  • collected data on 56 mine victims from city hospitals and clinics;

  • provided mine risk education for 39 drivers;

  • supported Afghan Red Crescent Society's Mine Action Program;

  • Coordination of mine action activities with other agencies.

Water, habitat and hygiene promotion 
  • The ICRC team began work on a water network in Mirwais Mina on 19 February 2007. As a result of this project, more than 12,000 people will be supplied with clean water both for drinking and hygiene purposes. A 2,800-metre trench has been excavated and 2,500 metres of pipe have been laid. It will take approximately 12 months to complete this project. An identical enterprise in Mir Bazaar is nearing completion. The concrete drainage is finished and only the construction of a few latrines remains.

  • In Sarpoza prison the ICRC also completed work on a water project and some pump installation.

The hygiene promotion team conducted 119 knowledge aptitude practices (KAP):

  • (KAP) sessions in households in Mirwais Mina

  • Hygiene promoter visited 112 compounds, met elders of Mirwais Mina and filled out 112 hygiene promotion questionnaires.

Thirty compounds were visited and monitored in Mir Bazaar to identify changes in the behaviour of inhabitants and five basic hygiene promotion messages were passed to the elder or person in charge of the compound. In addition, hygiene promotion messages were explained to the Afghan Red Crescent Society (ARCS) Community Based First Aid (CBFA) team leaders of all southern provinces.

Promotion of international humanitarian law (IHL) 

The ICRC conducts sessions on the Law of Armed Conflict, the significance of the Red Cross/Red Crescent Emblems, the current activities of ICRC, and the importance of neutral and independent humanitarian action.

In January and February 2007, fifteen sessions were organized for 788 participants from the following groups:

  • Afghan National Army

  • Afghan National Auxiliary Police (ANAP)

  • religious groups

  • madrasas

  • government authorities.

Cooperation with the Afghan Red Crescent Society 

The ICRC supports the Afghan Red Crescent Society offices in Kandahar, Helmand, Zabul and Uruzgan.
  • The ICRC and ARCS have distributed emergency assistance kits to 992 conflict and flood-affected families during January and February 2007 in Uruzgan and Helmand provinces.


  • financially supports the ARCS;

  • supports the CBFA network;

  • supports 3 health clinics (BPHS);

  • supports 30 Vocational Training Programs;

  • supports 27 Food For Work projects, mainly concerned with Kariez repair and construction.

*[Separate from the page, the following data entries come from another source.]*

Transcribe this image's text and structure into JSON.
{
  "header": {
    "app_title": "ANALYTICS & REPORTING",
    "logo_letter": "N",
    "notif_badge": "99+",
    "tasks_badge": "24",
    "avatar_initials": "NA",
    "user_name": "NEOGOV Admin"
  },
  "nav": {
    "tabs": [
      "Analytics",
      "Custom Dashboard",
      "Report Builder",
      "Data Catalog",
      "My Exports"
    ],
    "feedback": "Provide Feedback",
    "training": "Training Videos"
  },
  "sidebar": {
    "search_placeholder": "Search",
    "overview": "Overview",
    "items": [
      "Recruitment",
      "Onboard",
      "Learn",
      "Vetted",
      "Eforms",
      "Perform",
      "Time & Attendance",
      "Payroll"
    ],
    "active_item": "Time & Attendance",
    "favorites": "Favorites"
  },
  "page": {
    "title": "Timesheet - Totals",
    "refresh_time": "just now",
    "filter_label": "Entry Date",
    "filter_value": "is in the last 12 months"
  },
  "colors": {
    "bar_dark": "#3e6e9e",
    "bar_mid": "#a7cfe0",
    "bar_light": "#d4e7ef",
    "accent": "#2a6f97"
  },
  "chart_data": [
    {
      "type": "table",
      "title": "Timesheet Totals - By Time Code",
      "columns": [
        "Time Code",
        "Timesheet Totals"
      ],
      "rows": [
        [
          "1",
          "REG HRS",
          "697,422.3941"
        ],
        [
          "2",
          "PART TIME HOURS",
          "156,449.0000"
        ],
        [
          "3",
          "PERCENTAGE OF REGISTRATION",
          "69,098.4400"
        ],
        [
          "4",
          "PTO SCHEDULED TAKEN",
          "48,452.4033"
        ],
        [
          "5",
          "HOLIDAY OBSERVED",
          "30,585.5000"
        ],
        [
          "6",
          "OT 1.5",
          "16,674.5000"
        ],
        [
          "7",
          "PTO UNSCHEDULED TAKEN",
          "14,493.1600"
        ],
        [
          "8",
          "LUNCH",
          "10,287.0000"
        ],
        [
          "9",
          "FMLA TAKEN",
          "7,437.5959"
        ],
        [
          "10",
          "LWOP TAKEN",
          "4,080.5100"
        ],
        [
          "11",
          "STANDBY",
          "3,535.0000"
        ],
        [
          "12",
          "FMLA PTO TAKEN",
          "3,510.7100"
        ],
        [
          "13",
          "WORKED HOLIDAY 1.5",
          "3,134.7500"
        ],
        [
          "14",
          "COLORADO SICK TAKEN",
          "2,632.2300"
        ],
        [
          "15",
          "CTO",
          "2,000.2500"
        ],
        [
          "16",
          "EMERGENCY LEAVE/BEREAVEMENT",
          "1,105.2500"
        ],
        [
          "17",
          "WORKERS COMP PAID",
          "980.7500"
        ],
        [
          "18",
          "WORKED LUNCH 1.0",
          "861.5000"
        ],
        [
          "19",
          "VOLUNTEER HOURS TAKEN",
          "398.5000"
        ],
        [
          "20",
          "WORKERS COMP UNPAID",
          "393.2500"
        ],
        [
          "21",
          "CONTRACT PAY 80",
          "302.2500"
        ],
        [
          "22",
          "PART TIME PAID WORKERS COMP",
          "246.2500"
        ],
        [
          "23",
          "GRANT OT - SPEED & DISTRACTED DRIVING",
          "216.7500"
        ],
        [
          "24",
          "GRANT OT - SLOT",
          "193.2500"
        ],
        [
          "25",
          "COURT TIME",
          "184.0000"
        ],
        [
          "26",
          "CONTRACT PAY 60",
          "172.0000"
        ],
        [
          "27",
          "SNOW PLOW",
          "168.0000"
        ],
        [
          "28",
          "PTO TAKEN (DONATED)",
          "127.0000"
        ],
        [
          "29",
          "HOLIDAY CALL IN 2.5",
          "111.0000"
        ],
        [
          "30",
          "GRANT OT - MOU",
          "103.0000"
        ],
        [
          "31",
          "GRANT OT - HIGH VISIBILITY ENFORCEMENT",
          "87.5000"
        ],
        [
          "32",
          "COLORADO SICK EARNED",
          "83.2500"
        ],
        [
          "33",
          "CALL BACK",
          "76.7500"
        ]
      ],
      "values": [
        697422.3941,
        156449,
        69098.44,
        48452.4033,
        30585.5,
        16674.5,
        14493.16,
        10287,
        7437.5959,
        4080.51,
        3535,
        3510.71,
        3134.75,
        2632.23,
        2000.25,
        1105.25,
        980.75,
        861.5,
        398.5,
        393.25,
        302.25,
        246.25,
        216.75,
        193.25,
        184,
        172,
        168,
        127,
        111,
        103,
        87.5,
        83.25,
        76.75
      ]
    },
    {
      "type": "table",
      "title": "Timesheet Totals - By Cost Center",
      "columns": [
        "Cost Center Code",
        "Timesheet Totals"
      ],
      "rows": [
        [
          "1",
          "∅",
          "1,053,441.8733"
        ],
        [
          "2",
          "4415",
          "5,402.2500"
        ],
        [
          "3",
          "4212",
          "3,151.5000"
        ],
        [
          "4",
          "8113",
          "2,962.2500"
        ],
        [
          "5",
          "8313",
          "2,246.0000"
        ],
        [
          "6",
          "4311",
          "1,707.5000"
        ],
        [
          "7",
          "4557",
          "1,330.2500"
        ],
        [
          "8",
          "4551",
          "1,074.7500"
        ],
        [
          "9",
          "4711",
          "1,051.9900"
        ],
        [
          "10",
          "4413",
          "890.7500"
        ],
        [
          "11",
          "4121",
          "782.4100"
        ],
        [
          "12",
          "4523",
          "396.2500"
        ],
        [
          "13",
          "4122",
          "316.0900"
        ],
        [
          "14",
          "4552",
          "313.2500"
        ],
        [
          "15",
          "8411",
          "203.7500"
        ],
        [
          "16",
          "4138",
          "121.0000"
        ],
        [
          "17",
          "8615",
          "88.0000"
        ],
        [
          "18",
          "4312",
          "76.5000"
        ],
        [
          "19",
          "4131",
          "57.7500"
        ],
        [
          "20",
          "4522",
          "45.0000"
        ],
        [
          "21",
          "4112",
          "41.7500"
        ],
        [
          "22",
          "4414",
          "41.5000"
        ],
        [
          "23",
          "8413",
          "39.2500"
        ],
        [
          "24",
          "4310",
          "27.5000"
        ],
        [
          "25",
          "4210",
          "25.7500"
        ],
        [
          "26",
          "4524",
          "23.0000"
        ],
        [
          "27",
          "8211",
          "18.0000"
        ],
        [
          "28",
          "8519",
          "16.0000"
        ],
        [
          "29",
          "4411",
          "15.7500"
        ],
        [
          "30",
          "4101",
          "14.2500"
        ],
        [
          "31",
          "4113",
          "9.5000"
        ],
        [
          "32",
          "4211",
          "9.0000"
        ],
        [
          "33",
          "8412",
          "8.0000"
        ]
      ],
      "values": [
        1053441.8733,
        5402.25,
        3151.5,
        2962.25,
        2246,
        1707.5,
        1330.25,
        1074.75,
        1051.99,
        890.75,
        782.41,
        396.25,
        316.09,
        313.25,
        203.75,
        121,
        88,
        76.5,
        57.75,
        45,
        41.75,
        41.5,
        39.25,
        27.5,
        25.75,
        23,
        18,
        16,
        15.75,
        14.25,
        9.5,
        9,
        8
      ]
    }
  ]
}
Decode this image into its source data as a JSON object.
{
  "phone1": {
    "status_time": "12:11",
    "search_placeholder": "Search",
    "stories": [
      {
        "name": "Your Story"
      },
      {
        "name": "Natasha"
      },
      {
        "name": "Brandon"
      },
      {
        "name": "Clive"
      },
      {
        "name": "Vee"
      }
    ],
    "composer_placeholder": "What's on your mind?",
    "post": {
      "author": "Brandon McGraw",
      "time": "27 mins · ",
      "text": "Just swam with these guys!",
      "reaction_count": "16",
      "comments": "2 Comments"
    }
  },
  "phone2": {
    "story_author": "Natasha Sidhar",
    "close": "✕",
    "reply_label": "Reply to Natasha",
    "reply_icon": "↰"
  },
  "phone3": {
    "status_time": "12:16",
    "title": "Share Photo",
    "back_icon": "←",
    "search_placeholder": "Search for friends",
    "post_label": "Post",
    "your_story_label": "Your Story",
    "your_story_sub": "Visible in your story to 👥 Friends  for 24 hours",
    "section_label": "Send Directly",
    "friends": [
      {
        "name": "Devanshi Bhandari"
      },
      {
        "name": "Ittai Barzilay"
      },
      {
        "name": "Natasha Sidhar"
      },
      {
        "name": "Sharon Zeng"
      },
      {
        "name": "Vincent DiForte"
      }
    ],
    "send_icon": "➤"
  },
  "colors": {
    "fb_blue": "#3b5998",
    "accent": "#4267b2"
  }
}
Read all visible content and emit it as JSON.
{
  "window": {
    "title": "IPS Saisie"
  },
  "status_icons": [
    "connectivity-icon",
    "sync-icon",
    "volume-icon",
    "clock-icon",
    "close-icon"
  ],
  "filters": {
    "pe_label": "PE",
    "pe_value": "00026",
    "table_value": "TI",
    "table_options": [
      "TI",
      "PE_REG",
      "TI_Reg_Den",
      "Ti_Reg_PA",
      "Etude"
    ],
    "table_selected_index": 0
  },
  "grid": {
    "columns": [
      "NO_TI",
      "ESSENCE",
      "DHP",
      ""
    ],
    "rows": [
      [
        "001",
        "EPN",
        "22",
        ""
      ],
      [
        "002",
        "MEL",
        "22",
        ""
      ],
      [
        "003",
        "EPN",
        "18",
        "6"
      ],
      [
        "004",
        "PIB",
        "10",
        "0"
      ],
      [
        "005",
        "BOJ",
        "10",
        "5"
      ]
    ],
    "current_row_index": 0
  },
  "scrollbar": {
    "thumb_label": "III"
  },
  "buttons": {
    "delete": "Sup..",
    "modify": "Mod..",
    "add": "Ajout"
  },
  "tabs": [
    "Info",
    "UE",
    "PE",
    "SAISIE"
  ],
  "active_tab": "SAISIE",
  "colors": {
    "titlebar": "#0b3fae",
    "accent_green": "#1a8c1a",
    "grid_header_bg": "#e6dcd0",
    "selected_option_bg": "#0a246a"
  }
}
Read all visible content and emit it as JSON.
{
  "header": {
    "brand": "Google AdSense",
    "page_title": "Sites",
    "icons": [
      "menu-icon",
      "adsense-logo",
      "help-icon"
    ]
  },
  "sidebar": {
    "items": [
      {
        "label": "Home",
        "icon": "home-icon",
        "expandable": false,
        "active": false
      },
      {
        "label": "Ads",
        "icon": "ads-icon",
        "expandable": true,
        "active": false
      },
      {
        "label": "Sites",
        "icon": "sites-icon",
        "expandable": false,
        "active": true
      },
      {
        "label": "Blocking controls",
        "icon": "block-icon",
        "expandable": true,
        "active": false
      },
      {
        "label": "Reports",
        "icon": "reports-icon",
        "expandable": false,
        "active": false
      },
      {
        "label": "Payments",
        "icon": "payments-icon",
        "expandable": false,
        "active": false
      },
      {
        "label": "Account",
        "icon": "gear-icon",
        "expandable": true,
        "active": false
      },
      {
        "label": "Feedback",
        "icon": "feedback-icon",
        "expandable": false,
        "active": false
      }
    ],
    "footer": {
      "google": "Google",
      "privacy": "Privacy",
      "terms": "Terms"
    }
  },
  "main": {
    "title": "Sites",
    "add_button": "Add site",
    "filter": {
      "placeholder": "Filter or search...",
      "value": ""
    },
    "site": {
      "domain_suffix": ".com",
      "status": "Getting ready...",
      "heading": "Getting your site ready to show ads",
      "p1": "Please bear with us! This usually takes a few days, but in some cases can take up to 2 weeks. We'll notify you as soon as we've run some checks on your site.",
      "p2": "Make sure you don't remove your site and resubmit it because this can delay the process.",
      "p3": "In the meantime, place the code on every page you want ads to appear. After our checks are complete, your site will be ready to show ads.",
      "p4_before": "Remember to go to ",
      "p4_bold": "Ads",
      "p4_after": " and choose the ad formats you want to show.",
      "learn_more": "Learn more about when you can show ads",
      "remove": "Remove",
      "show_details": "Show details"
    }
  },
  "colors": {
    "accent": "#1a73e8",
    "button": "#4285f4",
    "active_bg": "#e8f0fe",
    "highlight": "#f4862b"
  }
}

 The ICRC has been present in Afghanistan since 1986 and in Kandahar since 1996. Its main delegation is in Kabul, with sub-delegations in Herat, Kandahar, Mazar-i-Sharif and Jalalabad. There are ICRC offices in Gulbahar, Kunduz, Faiz Abad and Bamyan. With 58 expatriate and 1,127 national staff, the Afghanistan mission is one of the ICRC's largest operations worldwide.